WHAT YOU HAVE TO DO: Go through the lines below and tally each one holding "title". Write only the total.

(SUPPLIED DATA begins)

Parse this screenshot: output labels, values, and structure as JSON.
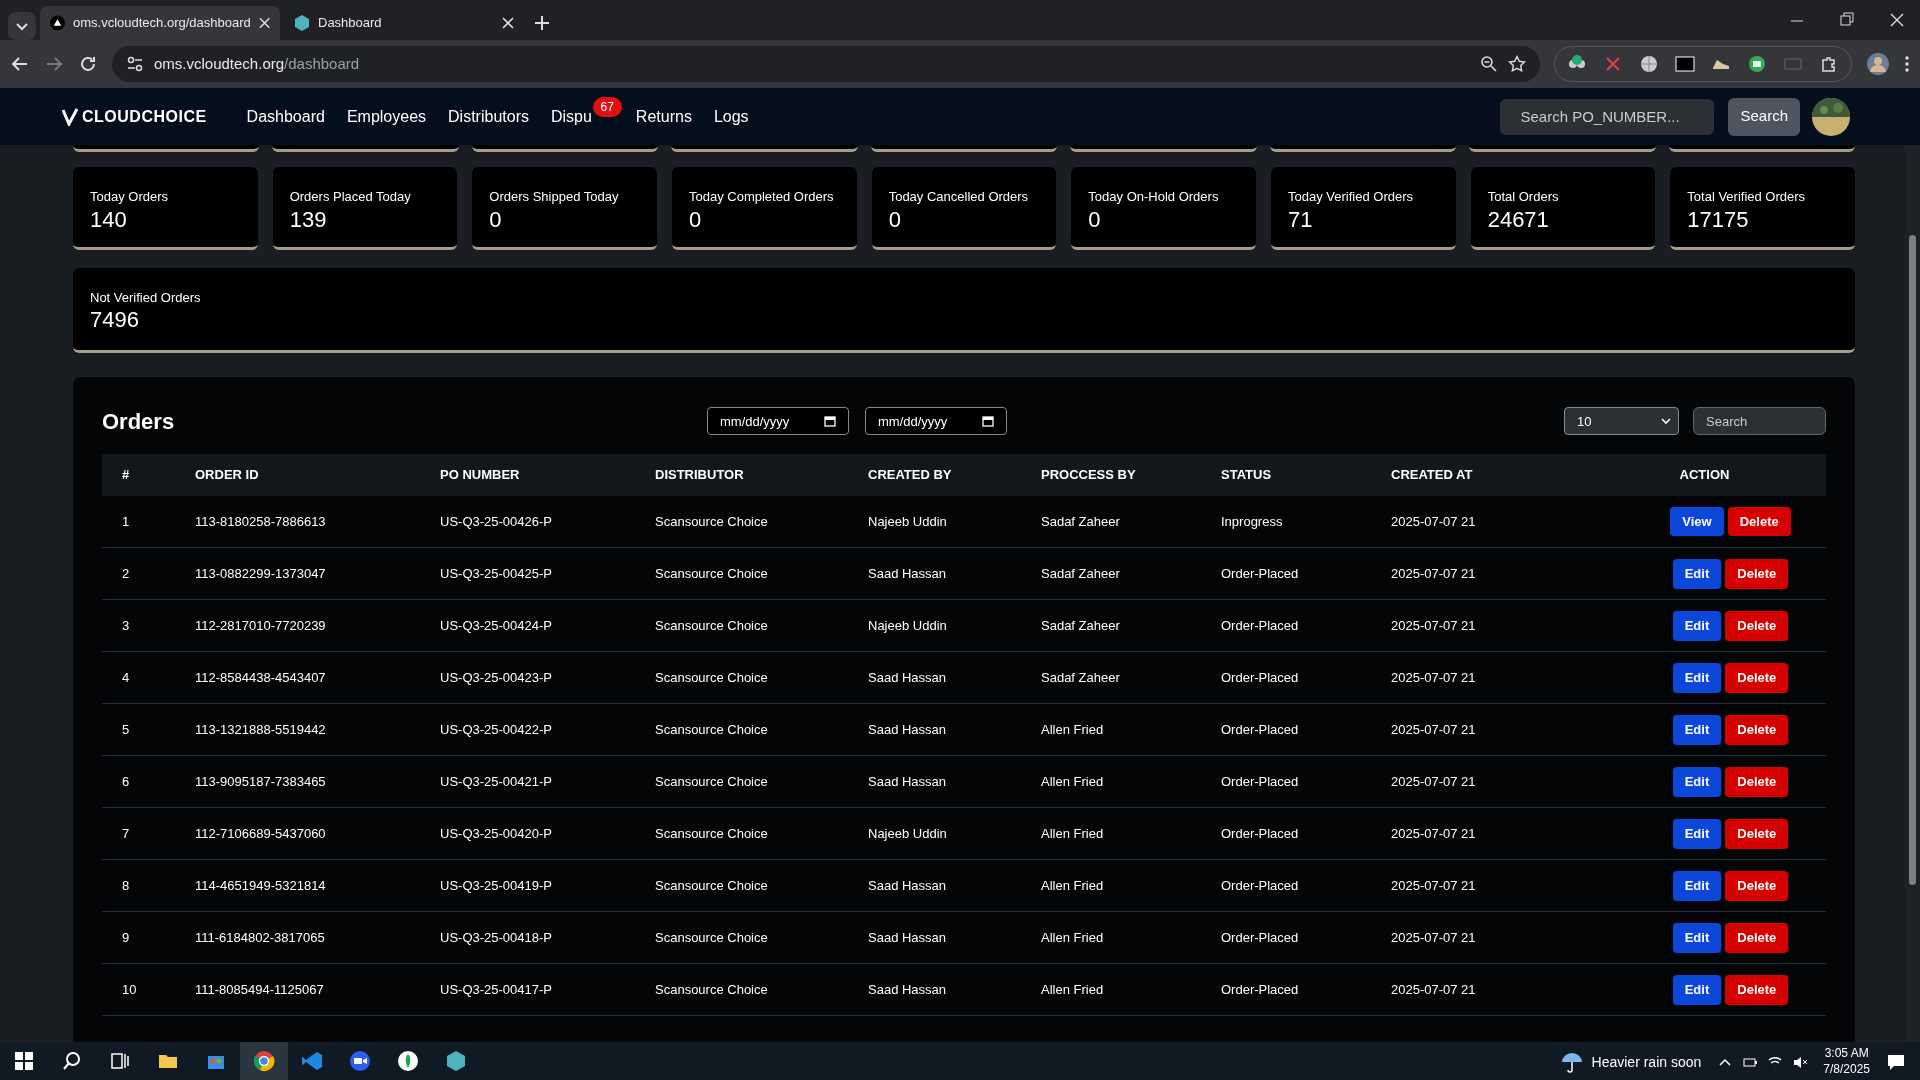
{
  "browser": {
    "tabs": [
      {
        "title": "oms.vcloudtech.org/dashboard",
        "selected": true,
        "kind": "triangle"
      },
      {
        "title": "Dashboard",
        "selected": false,
        "kind": "hex"
      }
    ],
    "address": {
      "host": "oms.vcloudtech.org",
      "path": "/dashboard"
    }
  },
  "navbar": {
    "logo": "CLOUDCHOICE",
    "items": [
      {
        "label": "Dashboard"
      },
      {
        "label": "Employees"
      },
      {
        "label": "Distributors"
      },
      {
        "label": "Dispu",
        "badge": "67"
      },
      {
        "label": "Returns"
      },
      {
        "label": "Logs"
      }
    ],
    "search": {
      "placeholder": "Search PO_NUMBER..."
    },
    "search_button": "Search"
  },
  "stats": [
    {
      "label": "Today Orders",
      "value": "140"
    },
    {
      "label": "Orders Placed Today",
      "value": "139"
    },
    {
      "label": "Orders Shipped Today",
      "value": "0"
    },
    {
      "label": "Today Completed Orders",
      "value": "0"
    },
    {
      "label": "Today Cancelled Orders",
      "value": "0"
    },
    {
      "label": "Today On-Hold Orders",
      "value": "0"
    },
    {
      "label": "Today Verified Orders",
      "value": "71"
    },
    {
      "label": "Total Orders",
      "value": "24671"
    },
    {
      "label": "Total Verified Orders",
      "value": "17175"
    },
    {
      "label": "Not Verified Orders",
      "value": "7496"
    }
  ],
  "orders": {
    "title": "Orders",
    "date_from": "mm/dd/yyyy",
    "date_to": "mm/dd/yyyy",
    "page_size": "10",
    "search": {
      "placeholder": "Search"
    },
    "columns": [
      "#",
      "ORDER ID",
      "PO NUMBER",
      "DISTRIBUTOR",
      "CREATED BY",
      "PROCCESS BY",
      "STATUS",
      "CREATED AT",
      "ACTION"
    ],
    "rows": [
      {
        "cells": [
          "1",
          "113-8180258-7886613",
          "US-Q3-25-00426-P",
          "Scansource Choice",
          "Najeeb Uddin",
          "Sadaf Zaheer",
          "Inprogress",
          "2025-07-07 21"
        ],
        "actions": [
          {
            "label": "View",
            "kind": "view"
          },
          {
            "label": "Delete",
            "kind": "delete"
          }
        ]
      },
      {
        "cells": [
          "2",
          "113-0882299-1373047",
          "US-Q3-25-00425-P",
          "Scansource Choice",
          "Saad Hassan",
          "Sadaf Zaheer",
          "Order-Placed",
          "2025-07-07 21"
        ],
        "actions": [
          {
            "label": "Edit",
            "kind": "edit"
          },
          {
            "label": "Delete",
            "kind": "delete"
          }
        ]
      },
      {
        "cells": [
          "3",
          "112-2817010-7720239",
          "US-Q3-25-00424-P",
          "Scansource Choice",
          "Najeeb Uddin",
          "Sadaf Zaheer",
          "Order-Placed",
          "2025-07-07 21"
        ],
        "actions": [
          {
            "label": "Edit",
            "kind": "edit"
          },
          {
            "label": "Delete",
            "kind": "delete"
          }
        ]
      },
      {
        "cells": [
          "4",
          "112-8584438-4543407",
          "US-Q3-25-00423-P",
          "Scansource Choice",
          "Saad Hassan",
          "Sadaf Zaheer",
          "Order-Placed",
          "2025-07-07 21"
        ],
        "actions": [
          {
            "label": "Edit",
            "kind": "edit"
          },
          {
            "label": "Delete",
            "kind": "delete"
          }
        ]
      },
      {
        "cells": [
          "5",
          "113-1321888-5519442",
          "US-Q3-25-00422-P",
          "Scansource Choice",
          "Saad Hassan",
          "Allen Fried",
          "Order-Placed",
          "2025-07-07 21"
        ],
        "actions": [
          {
            "label": "Edit",
            "kind": "edit"
          },
          {
            "label": "Delete",
            "kind": "delete"
          }
        ]
      },
      {
        "cells": [
          "6",
          "113-9095187-7383465",
          "US-Q3-25-00421-P",
          "Scansource Choice",
          "Saad Hassan",
          "Allen Fried",
          "Order-Placed",
          "2025-07-07 21"
        ],
        "actions": [
          {
            "label": "Edit",
            "kind": "edit"
          },
          {
            "label": "Delete",
            "kind": "delete"
          }
        ]
      },
      {
        "cells": [
          "7",
          "112-7106689-5437060",
          "US-Q3-25-00420-P",
          "Scansource Choice",
          "Najeeb Uddin",
          "Allen Fried",
          "Order-Placed",
          "2025-07-07 21"
        ],
        "actions": [
          {
            "label": "Edit",
            "kind": "edit"
          },
          {
            "label": "Delete",
            "kind": "delete"
          }
        ]
      },
      {
        "cells": [
          "8",
          "114-4651949-5321814",
          "US-Q3-25-00419-P",
          "Scansource Choice",
          "Saad Hassan",
          "Allen Fried",
          "Order-Placed",
          "2025-07-07 21"
        ],
        "actions": [
          {
            "label": "Edit",
            "kind": "edit"
          },
          {
            "label": "Delete",
            "kind": "delete"
          }
        ]
      },
      {
        "cells": [
          "9",
          "111-6184802-3817065",
          "US-Q3-25-00418-P",
          "Scansource Choice",
          "Saad Hassan",
          "Allen Fried",
          "Order-Placed",
          "2025-07-07 21"
        ],
        "actions": [
          {
            "label": "Edit",
            "kind": "edit"
          },
          {
            "label": "Delete",
            "kind": "delete"
          }
        ]
      },
      {
        "cells": [
          "10",
          "111-8085494-1125067",
          "US-Q3-25-00417-P",
          "Scansource Choice",
          "Saad Hassan",
          "Allen Fried",
          "Order-Placed",
          "2025-07-07 21"
        ],
        "actions": [
          {
            "label": "Edit",
            "kind": "edit"
          },
          {
            "label": "Delete",
            "kind": "delete"
          }
        ]
      }
    ]
  },
  "taskbar": {
    "apps": [
      {
        "kind": "explorer",
        "selected": false
      },
      {
        "kind": "store",
        "selected": false
      },
      {
        "kind": "chrome",
        "selected": true
      },
      {
        "kind": "vscode",
        "selected": false
      },
      {
        "kind": "zoom",
        "selected": false
      },
      {
        "kind": "leaf",
        "selected": false
      },
      {
        "kind": "hex",
        "selected": false
      }
    ],
    "weather": "Heavier rain soon",
    "time": "3:05 AM",
    "date": "7/8/2025"
  }
}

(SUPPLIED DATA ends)

RESULT OF THE EXERCISE: 3